Executive Education at the Alberta School of Business, and the Faculty of Native Studies developed the Indigenous Partnership Development Program to help non-Indigenous business and public sector employees work more effectively alongside Indigenous communities with greater understanding. Through each learning experience, we strive to provide a forum for Indigenous and non-Indigenous leaders to discuss key issues and engage in dialogue about the way forward.
This program aims to strengthen coalitions within Alberta and beyond by creating a space wherein all parties can hear each other, and establish a shared knowledge of history and vision for the future. Through success in these objectives, this program will be transformational in creating positive change within our province.
The program combines the insight gained through in-depth communication with industry and Indigenous leaders and research-based findings and leading practice; through participation in the Indigenous Partnership Development Program you will leave with real action plans and a toolkit for your organization.
- Enhance your understanding of Indigenous histories, societies, and worldviews and learn how it applies today.
- Understand legal issues, consultation, consent, and the legal rules of engagement.
- Understand the social and political landscape when developing relationships with Indigenous peoples.
- Build capacity to better communicate with all stakeholder groups.

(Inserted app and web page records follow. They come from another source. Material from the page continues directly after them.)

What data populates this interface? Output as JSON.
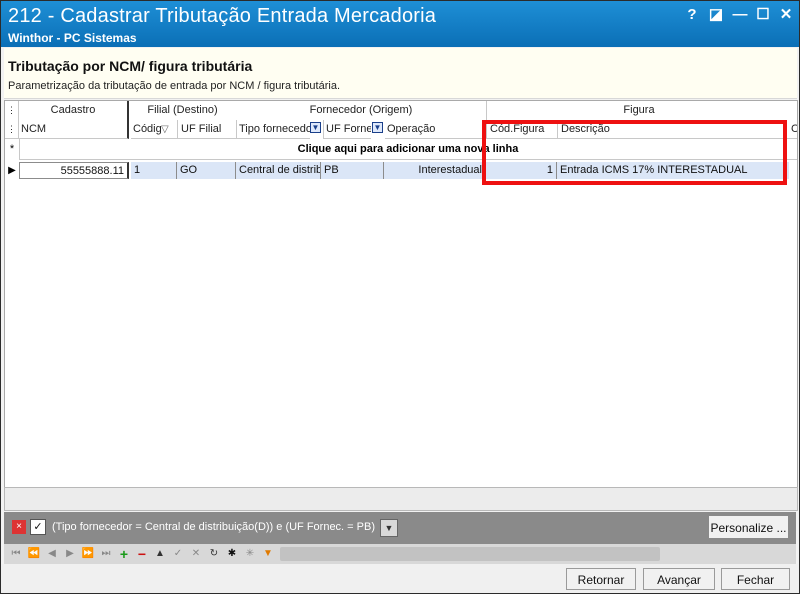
{
  "window": {
    "title": "212 - Cadastrar Tributação Entrada Mercadoria",
    "subtitle": "Winthor - PC Sistemas",
    "controls": [
      "?",
      "◪",
      "—",
      "☐",
      "✕"
    ]
  },
  "header": {
    "title": "Tributação por NCM/ figura tributária",
    "description": "Parametrização da tributação de entrada por NCM / figura tributária."
  },
  "grid": {
    "bands": [
      "Cadastro",
      "Filial (Destino)",
      "Fornecedor (Origem)",
      "Figura"
    ],
    "columns": [
      "NCM",
      "Códig",
      "UF Filial",
      "Tipo fornecedor",
      "UF Fornec.",
      "Operação",
      "Cód.Figura",
      "Descrição",
      "C"
    ],
    "new_row_text": "Clique aqui para adicionar uma nova linha",
    "rows": [
      {
        "ncm": "55555888.11",
        "codigo": "1",
        "uf_filial": "GO",
        "tipo_fornecedor": "Central de distrib",
        "uf_fornec": "PB",
        "operacao": "Interestadual",
        "cod_figura": "1",
        "descricao": "Entrada ICMS 17% INTERESTADUAL"
      }
    ]
  },
  "filter": {
    "text": "(Tipo fornecedor = Central de distribuição(D)) e (UF Fornec. = PB)",
    "personalize_label": "Personalize ..."
  },
  "buttons": {
    "retornar": "Retornar",
    "avancar": "Avançar",
    "fechar": "Fechar"
  },
  "colors": {
    "title_bar": "#1583cc",
    "highlight_box": "#ee1111",
    "selected_row": "#dbe6f7"
  }
}
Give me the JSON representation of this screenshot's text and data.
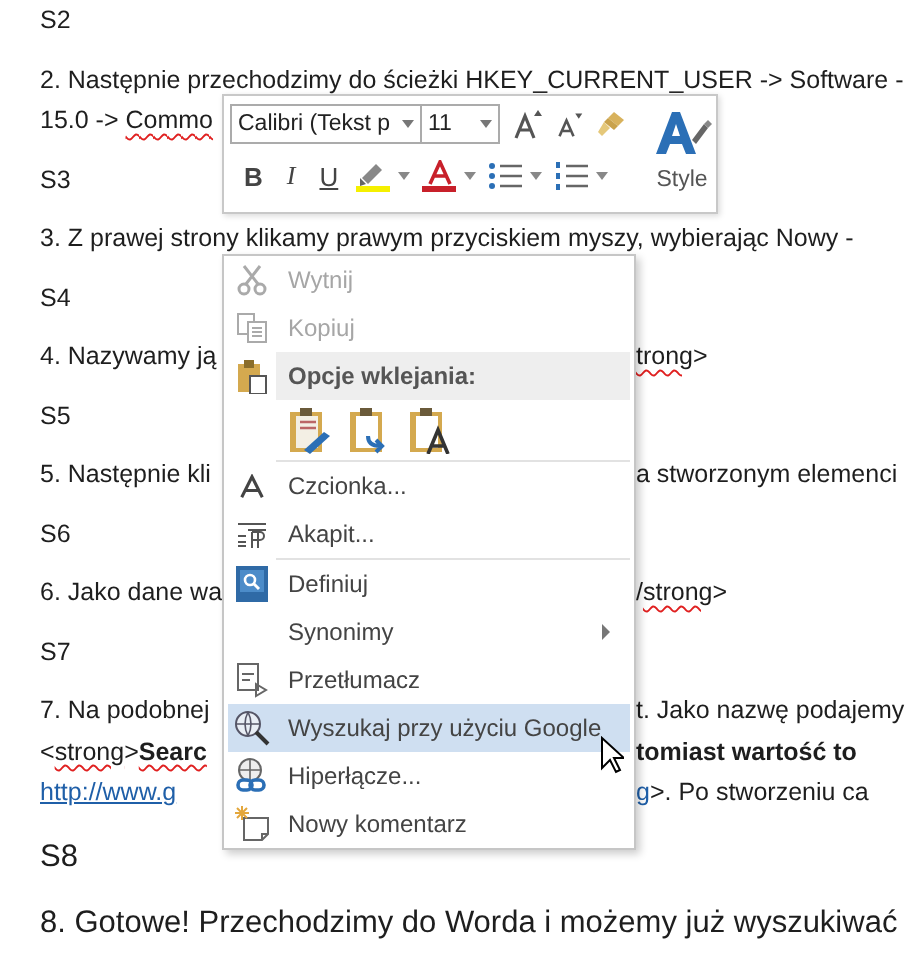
{
  "document": {
    "paragraphs": [
      {
        "lines": [
          {
            "left": [
              {
                "kind": "text",
                "text": "S2"
              }
            ]
          }
        ]
      },
      {
        "lines": [
          {
            "left": [
              {
                "kind": "text",
                "text": "2. Następnie przechodzimy do ścieżki HKEY_CURRENT_USER -> Software -"
              }
            ]
          },
          {
            "left": [
              {
                "kind": "text",
                "text": "15.0 -> "
              },
              {
                "kind": "misspelled",
                "text": "Commo"
              }
            ]
          }
        ]
      },
      {
        "lines": [
          {
            "left": [
              {
                "kind": "text",
                "text": "S3"
              }
            ]
          }
        ]
      },
      {
        "lines": [
          {
            "left": [
              {
                "kind": "text",
                "text": "3. Z prawej strony klikamy prawym przyciskiem myszy, wybierając Nowy -"
              }
            ]
          }
        ]
      },
      {
        "lines": [
          {
            "left": [
              {
                "kind": "text",
                "text": "S4"
              }
            ]
          }
        ]
      },
      {
        "lines": [
          {
            "left": [
              {
                "kind": "text",
                "text": "4. Nazywamy ją"
              }
            ],
            "right": [
              {
                "kind": "misspelled",
                "text": "trong"
              },
              {
                "kind": "text",
                "text": ">"
              }
            ]
          }
        ]
      },
      {
        "lines": [
          {
            "left": [
              {
                "kind": "text",
                "text": "S5"
              }
            ]
          }
        ]
      },
      {
        "lines": [
          {
            "left": [
              {
                "kind": "text",
                "text": "5. Następnie kli"
              }
            ],
            "right": [
              {
                "kind": "text",
                "text": "a stworzonym elemenci"
              }
            ]
          }
        ]
      },
      {
        "lines": [
          {
            "left": [
              {
                "kind": "text",
                "text": "S6"
              }
            ]
          }
        ]
      },
      {
        "lines": [
          {
            "left": [
              {
                "kind": "text",
                "text": "6. Jako dane wa"
              }
            ],
            "right": [
              {
                "kind": "text",
                "text": "/"
              },
              {
                "kind": "misspelled",
                "text": "strong"
              },
              {
                "kind": "text",
                "text": ">"
              }
            ]
          }
        ]
      },
      {
        "lines": [
          {
            "left": [
              {
                "kind": "text",
                "text": "S7"
              }
            ]
          }
        ]
      },
      {
        "lines": [
          {
            "left": [
              {
                "kind": "text",
                "text": "7. Na podobnej"
              }
            ],
            "right": [
              {
                "kind": "text",
                "text": "t. Jako nazwę podajemy"
              }
            ]
          },
          {
            "left": [
              {
                "kind": "text",
                "text": "<"
              },
              {
                "kind": "misspelled",
                "text": "strong"
              },
              {
                "kind": "text",
                "text": ">"
              },
              {
                "kind": "misspelled",
                "text": "**Searc**"
              }
            ],
            "right": [
              {
                "kind": "text",
                "text": "**tomiast wartość to**"
              }
            ]
          },
          {
            "left": [
              {
                "kind": "link",
                "text": "http://www.g"
              }
            ],
            "right": [
              {
                "kind": "link",
                "text": "g"
              },
              {
                "kind": "text",
                "text": ">. Po stworzeniu ca"
              }
            ]
          }
        ]
      }
    ],
    "large_paragraphs": [
      {
        "lines": [
          {
            "left": [
              {
                "kind": "text",
                "text": "S8"
              }
            ]
          }
        ]
      },
      {
        "lines": [
          {
            "left": [
              {
                "kind": "text",
                "text": "8. Gotowe! Przechodzimy do Worda i możemy już wyszukiwać"
              }
            ]
          }
        ]
      }
    ]
  },
  "mini_toolbar": {
    "font_field": "Calibri (Tekst p",
    "size_field": "11",
    "format_buttons": [
      "B",
      "I",
      "U"
    ],
    "style_button": "Style"
  },
  "context_menu": {
    "items": [
      {
        "kind": "command",
        "label": "Wytnij",
        "disabled": true,
        "selected": false,
        "submenu": false
      },
      {
        "kind": "command",
        "label": "Kopiuj",
        "disabled": true,
        "selected": false,
        "submenu": false
      },
      {
        "kind": "header",
        "label": "Opcje wklejania:"
      },
      {
        "kind": "paste-options"
      },
      {
        "kind": "separator"
      },
      {
        "kind": "command",
        "label": "Czcionka...",
        "disabled": false,
        "selected": false,
        "submenu": false
      },
      {
        "kind": "command",
        "label": "Akapit...",
        "disabled": false,
        "selected": false,
        "submenu": false
      },
      {
        "kind": "separator"
      },
      {
        "kind": "command",
        "label": "Definiuj",
        "disabled": false,
        "selected": false,
        "submenu": false
      },
      {
        "kind": "command",
        "label": "Synonimy",
        "disabled": false,
        "selected": false,
        "submenu": true
      },
      {
        "kind": "command",
        "label": "Przetłumacz",
        "disabled": false,
        "selected": false,
        "submenu": false
      },
      {
        "kind": "command",
        "label": "Wyszukaj przy użyciu Google",
        "disabled": false,
        "selected": true,
        "submenu": false
      },
      {
        "kind": "command",
        "label": "Hiperłącze...",
        "disabled": false,
        "selected": false,
        "submenu": false
      },
      {
        "kind": "command",
        "label": "Nowy komentarz",
        "disabled": false,
        "selected": false,
        "submenu": false
      }
    ]
  }
}
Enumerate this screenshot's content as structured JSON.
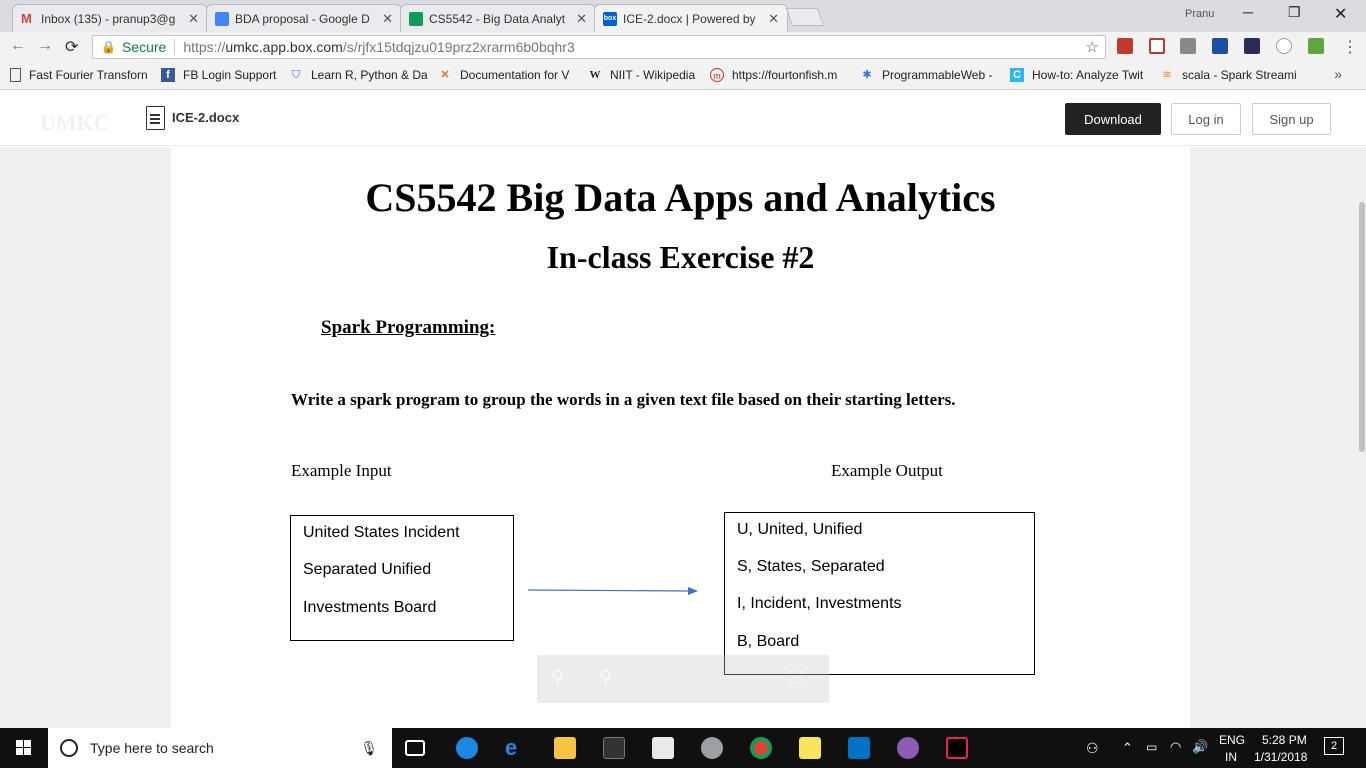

- Understand challenges facing First Nations, how life works on First Nations and how life works for Chiefs.
- Develop effective negotiation strategies in building business partnerships.
- Build tools for youth engagement, develop capacity among youth and government services.
- Develop employment services and understand effective recruitment practices of Indigenous employees.
- Develop more effective hiring practices for Indigenous employees.
AltaLink Executive Training (2017)
Delivered 4 half day sessions to leaders about Indigenous peoples (past and present), youth engagement, policy development, the United Nations Declaration on the Rights of Indigenous Peoples, and facilitated applied learning projects.
Indigenous Relations, Government of Alberta (2017)
Facilitated discussion sessions with Indigenous scholars about Indigenous awareness training (IAT). Provided Indigenous Relations with an IAT framework for learning and a summary report.
ICD Forum on Understanding Aboriginal Governance (2018)
Training on Indigenous governance, past to present, and wise practices.
Ministry of Education, Government of Alberta (2019)
Faculty of Native Studies professors Shalene Jobin, James Dempsey, Frank Tough, and Matthew Wildcat delivered 3 half day sessions about academic perspectives on treaties. Presentations covered the following topics: a primer on Indigenous peoples in Alberta, a history of numbered treaties in Canada, the settler period, social, political and economic implications, a contemporary example (the Maskwacîs Education Schools Commission), and the meaning of these treaties (with a particular emphasis on Treaty 6, 7 and 8).